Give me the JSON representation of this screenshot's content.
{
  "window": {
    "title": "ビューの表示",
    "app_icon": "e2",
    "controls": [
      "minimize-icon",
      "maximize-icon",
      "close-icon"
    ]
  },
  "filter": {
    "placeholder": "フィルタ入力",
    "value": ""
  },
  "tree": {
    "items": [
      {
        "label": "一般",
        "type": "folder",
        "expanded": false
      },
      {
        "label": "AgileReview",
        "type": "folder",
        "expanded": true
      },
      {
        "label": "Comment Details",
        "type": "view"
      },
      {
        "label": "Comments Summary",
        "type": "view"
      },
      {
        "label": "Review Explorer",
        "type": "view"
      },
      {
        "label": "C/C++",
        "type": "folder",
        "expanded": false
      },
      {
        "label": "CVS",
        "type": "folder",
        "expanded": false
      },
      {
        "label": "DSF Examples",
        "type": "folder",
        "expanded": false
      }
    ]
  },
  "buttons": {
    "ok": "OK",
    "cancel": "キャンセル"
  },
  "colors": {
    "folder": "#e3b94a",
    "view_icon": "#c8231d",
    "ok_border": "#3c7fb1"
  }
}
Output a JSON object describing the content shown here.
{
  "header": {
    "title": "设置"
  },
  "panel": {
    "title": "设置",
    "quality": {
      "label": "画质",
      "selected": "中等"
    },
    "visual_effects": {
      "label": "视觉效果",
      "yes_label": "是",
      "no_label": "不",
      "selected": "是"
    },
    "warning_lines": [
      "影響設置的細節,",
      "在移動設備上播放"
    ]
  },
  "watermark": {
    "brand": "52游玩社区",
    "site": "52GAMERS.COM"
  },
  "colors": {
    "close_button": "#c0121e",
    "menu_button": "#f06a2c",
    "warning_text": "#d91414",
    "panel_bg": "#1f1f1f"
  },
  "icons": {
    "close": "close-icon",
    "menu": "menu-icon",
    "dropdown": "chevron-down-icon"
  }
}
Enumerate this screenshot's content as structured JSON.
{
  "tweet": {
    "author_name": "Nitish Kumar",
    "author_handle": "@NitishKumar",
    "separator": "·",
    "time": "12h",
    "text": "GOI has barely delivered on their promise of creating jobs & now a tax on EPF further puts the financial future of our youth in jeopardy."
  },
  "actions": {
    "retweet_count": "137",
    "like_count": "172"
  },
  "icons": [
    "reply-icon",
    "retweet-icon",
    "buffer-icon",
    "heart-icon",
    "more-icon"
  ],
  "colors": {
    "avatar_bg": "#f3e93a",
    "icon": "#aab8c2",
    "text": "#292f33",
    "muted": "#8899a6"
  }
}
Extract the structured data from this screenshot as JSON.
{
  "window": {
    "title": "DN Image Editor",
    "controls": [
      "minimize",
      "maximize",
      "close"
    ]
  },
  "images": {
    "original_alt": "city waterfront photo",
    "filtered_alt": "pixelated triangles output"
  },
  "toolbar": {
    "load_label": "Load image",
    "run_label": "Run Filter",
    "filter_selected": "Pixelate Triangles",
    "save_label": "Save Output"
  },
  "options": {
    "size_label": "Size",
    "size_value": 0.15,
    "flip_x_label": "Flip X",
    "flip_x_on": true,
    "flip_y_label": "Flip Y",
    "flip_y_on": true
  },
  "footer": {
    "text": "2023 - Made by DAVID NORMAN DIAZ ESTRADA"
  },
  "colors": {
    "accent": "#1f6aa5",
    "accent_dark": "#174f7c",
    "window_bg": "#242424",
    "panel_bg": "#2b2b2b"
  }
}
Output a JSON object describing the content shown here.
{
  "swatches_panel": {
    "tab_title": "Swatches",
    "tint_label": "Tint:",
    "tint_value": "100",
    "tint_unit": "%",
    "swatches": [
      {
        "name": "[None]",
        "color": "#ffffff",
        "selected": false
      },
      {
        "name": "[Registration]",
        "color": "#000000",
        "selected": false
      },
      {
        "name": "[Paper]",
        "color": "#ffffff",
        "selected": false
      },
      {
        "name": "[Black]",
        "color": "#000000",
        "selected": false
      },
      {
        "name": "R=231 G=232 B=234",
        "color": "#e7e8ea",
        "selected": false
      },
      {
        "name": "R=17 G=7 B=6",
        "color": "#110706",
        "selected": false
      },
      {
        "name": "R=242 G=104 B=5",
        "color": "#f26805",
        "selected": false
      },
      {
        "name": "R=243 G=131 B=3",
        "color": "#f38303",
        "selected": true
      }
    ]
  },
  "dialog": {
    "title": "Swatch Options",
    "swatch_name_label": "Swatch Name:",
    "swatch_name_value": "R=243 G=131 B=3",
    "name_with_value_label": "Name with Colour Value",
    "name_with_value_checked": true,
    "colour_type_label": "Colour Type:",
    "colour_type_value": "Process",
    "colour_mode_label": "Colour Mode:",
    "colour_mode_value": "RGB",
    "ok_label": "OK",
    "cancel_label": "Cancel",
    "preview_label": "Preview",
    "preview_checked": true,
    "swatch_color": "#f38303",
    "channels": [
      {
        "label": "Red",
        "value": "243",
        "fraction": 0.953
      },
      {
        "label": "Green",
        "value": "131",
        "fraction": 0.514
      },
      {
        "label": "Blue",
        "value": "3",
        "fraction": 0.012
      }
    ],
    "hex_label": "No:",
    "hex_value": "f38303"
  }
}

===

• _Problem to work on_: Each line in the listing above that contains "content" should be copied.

• _Completed exercise_:
Give me the JSON representation of this screenshot's content.
Output a JSON object describing the content shown here.
Enumerate this screenshot's content as structured JSON.
Output a JSON object describing the content shown here.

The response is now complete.